Wheat prices are depressed due to record world wheat stocks, relatively high feed grain stocks, and questionable quality of the wheat in storage. I suspect that if the 2016 wheat is relatively high test weight and with 12 percent protein or better, the basis and the KC wheat contract price will improve.

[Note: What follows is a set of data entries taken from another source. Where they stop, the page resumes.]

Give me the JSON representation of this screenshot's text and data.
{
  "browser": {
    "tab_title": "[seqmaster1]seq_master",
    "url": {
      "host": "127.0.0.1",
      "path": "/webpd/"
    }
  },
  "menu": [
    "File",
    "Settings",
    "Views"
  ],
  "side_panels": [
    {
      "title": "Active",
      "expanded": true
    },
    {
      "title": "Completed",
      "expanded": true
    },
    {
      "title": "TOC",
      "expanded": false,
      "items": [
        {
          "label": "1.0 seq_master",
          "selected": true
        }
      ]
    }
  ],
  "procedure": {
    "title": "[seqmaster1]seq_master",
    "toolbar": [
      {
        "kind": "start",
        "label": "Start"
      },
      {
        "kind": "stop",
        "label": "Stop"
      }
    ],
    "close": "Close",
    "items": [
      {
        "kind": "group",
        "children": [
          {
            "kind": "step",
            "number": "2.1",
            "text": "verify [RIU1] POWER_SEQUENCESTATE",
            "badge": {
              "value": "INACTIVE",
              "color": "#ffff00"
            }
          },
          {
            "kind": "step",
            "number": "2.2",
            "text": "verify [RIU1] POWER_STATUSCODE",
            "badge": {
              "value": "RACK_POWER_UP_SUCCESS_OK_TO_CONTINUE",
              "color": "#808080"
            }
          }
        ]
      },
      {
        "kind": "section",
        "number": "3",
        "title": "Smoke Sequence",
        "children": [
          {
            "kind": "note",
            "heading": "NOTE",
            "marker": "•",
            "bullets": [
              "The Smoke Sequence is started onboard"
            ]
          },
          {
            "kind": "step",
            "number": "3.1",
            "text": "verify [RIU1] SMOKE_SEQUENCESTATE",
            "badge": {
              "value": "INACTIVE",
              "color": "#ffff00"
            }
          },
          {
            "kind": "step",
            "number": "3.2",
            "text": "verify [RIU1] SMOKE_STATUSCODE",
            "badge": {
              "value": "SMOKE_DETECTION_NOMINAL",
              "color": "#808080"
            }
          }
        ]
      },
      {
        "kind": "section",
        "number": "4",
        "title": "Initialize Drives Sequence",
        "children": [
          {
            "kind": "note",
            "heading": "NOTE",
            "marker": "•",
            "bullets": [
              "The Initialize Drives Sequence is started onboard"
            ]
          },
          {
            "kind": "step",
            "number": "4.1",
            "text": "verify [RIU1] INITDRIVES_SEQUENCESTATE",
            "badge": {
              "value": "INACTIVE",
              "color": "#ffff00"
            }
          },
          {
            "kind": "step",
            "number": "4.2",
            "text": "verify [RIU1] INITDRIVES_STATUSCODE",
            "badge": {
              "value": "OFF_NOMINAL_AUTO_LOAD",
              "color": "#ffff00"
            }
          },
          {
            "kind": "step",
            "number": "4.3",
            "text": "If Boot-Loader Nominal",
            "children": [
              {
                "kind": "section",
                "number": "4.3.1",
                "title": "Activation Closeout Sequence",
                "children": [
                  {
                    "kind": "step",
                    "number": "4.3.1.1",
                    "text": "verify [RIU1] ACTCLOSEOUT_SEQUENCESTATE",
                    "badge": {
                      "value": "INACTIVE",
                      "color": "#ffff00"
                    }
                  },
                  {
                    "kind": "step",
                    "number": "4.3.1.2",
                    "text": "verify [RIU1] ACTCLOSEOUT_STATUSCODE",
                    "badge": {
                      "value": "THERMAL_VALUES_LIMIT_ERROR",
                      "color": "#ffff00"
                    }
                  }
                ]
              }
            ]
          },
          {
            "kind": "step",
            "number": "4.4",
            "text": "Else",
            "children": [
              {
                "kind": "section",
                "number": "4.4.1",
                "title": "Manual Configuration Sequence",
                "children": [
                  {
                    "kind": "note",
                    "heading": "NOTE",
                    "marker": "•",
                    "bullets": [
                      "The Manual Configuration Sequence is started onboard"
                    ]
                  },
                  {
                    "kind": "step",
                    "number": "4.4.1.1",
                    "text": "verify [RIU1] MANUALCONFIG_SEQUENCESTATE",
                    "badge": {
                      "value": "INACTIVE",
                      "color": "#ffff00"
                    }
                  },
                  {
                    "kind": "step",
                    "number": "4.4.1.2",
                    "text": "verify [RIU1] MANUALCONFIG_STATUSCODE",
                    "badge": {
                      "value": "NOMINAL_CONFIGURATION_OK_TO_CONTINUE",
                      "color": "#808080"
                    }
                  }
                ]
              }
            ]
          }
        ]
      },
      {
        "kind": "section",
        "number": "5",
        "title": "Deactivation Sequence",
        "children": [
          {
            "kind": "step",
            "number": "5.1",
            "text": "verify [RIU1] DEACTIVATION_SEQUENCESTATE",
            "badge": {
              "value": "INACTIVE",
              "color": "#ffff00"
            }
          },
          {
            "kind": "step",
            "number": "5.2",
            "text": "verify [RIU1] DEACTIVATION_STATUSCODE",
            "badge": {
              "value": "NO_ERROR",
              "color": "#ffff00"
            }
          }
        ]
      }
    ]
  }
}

A market strategy to consider is selling wheat using price and target dates. For example, all wheat will be sold by December 31. The plan had the first 20 percent to be sold by September 30 or $4.50, whichever happens first. Cash prices hit $4.54 on Sept 14 so the first 20 percent was sold for $4.54. The second 20 percent lot was scheduled to be sold for $4.75 or Oct 15, whichever one happened first. The wheat price peaked at $4.68 (below $4.75) on Oct 6. The wheat was sold on October 15 for $4.45. The next 20 percent will be sold for $4.68 or November 10, whichever one happens first. The price didn't reach $4.45 so was sold for $4.10 on November 10. The final 20 percent will be sold for $4.45 or on December 31, whichever occurs first. On December 10, the cash price is $4.35, which is up from $4.01 on Dec 1.
There just has to be a way to know when to sell wheat and when to store it. In reviewing some old files, I found a one-page guide on how to determine which marketing strategy to use at harvest. The strategies included sell cash, hedge, store, and option strategies. The signals were if the basis and/or the KCBT Dec futures price were above or below normal. I collected cash prices, basis and futures prices from 1970 to present and evaluated the signals. The result was that the basis is a relatively good indicator if a storage hedge will work. The futures price was useless as a signal.
The research is not complete, but my expected conclusion has been published by Carl Zulauf (Ohio State University) and Scott Irwin (University of Illinois), "With few exceptions, the field crop producers who survive will be those who have the lowest cost of production because efforts to improve revenue through better marketing of the commodity produced will meet with limited success over time."..."A good marketing program starts with a good program for managing and controlling the cost of production."